DIRECTIONS FOR THIS TASK: Your copy should hold every record exactly and no images.

== RECORDS

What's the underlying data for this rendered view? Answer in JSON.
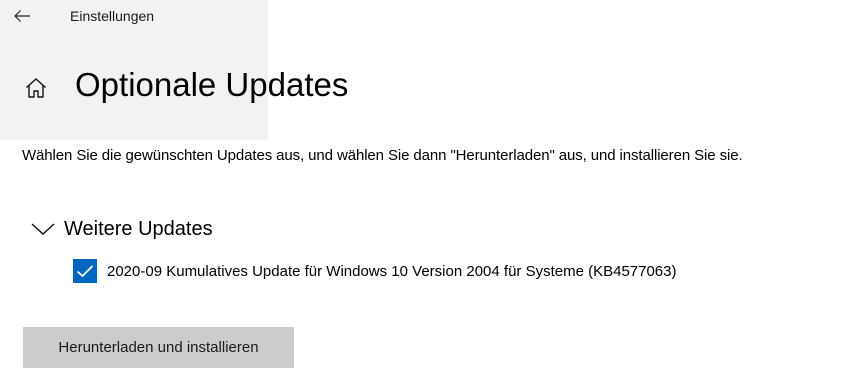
{
  "header": {
    "back_icon": "back-arrow-icon",
    "app_title": "Einstellungen"
  },
  "page": {
    "home_icon": "home-icon",
    "title": "Optionale Updates",
    "description": "Wählen Sie die gewünschten Updates aus, und wählen Sie dann \"Herunterladen\" aus, und installieren Sie sie."
  },
  "section": {
    "expand_icon": "chevron-down-icon",
    "title": "Weitere Updates",
    "expanded": true,
    "items": [
      {
        "label": "2020-09 Kumulatives Update für Windows 10 Version 2004 für Systeme (KB4577063)",
        "checked": true
      }
    ]
  },
  "actions": {
    "download_label": "Herunterladen und installieren"
  },
  "colors": {
    "accent": "#0067c0",
    "button_bg": "#cccccc",
    "panel_bg": "#f2f2f2"
  }
}
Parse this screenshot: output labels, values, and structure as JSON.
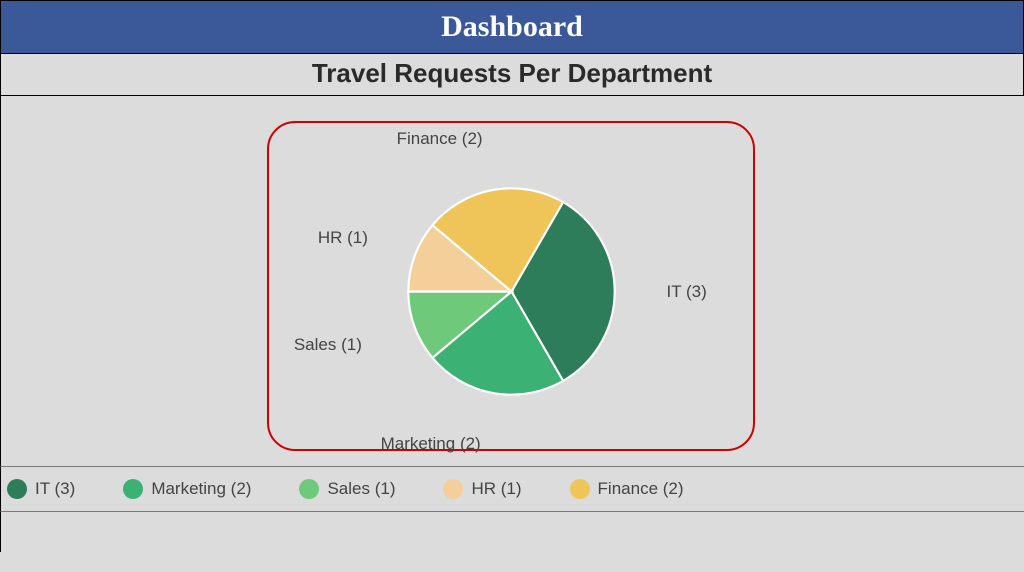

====

RESPONSE:
What's the underlying data for this rendered view? Answer in JSON.
{
  "header": {
    "back_icon": "back-arrow-icon",
    "app_title": "Einstellungen"
  },
  "page": {
    "home_icon": "home-icon",
    "title": "Optionale Updates",
    "description": "Wählen Sie die gewünschten Updates aus, und wählen Sie dann \"Herunterladen\" aus, und installieren Sie sie."
  },
  "section": {
    "expand_icon": "chevron-down-icon",
    "title": "Weitere Updates",
    "expanded": true,
    "items": [
      {
        "label": "2020-09 Kumulatives Update für Windows 10 Version 2004 für Systeme (KB4577063)",
        "checked": true
      }
    ]
  },
  "actions": {
    "download_label": "Herunterladen und installieren"
  },
  "colors": {
    "accent": "#0067c0",
    "button_bg": "#cccccc",
    "panel_bg": "#f2f2f2"
  }
}
Parse this screenshot: output labels, values, and structure as JSON.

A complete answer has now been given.